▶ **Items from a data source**
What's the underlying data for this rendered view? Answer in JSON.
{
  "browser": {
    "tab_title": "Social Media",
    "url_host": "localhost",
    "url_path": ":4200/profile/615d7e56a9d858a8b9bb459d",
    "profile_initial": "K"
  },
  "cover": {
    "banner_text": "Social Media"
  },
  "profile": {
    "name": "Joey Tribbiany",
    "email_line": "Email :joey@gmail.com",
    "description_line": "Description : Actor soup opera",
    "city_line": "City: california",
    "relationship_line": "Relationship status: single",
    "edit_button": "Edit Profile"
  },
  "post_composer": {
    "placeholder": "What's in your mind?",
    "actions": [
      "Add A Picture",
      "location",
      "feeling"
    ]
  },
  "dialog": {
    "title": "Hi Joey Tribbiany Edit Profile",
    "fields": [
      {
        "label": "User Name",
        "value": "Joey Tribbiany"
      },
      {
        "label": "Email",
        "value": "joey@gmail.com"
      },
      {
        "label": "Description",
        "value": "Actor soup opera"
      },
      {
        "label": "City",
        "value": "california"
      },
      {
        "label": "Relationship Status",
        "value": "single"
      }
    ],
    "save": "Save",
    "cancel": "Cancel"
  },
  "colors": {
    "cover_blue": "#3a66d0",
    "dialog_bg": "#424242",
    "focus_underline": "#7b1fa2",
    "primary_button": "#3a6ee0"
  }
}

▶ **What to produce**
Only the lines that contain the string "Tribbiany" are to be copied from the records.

▶ **Response area**
    "name": "Joey Tribbiany",
    "title": "Hi Joey Tribbiany Edit Profile",
        "value": "Joey Tribbiany"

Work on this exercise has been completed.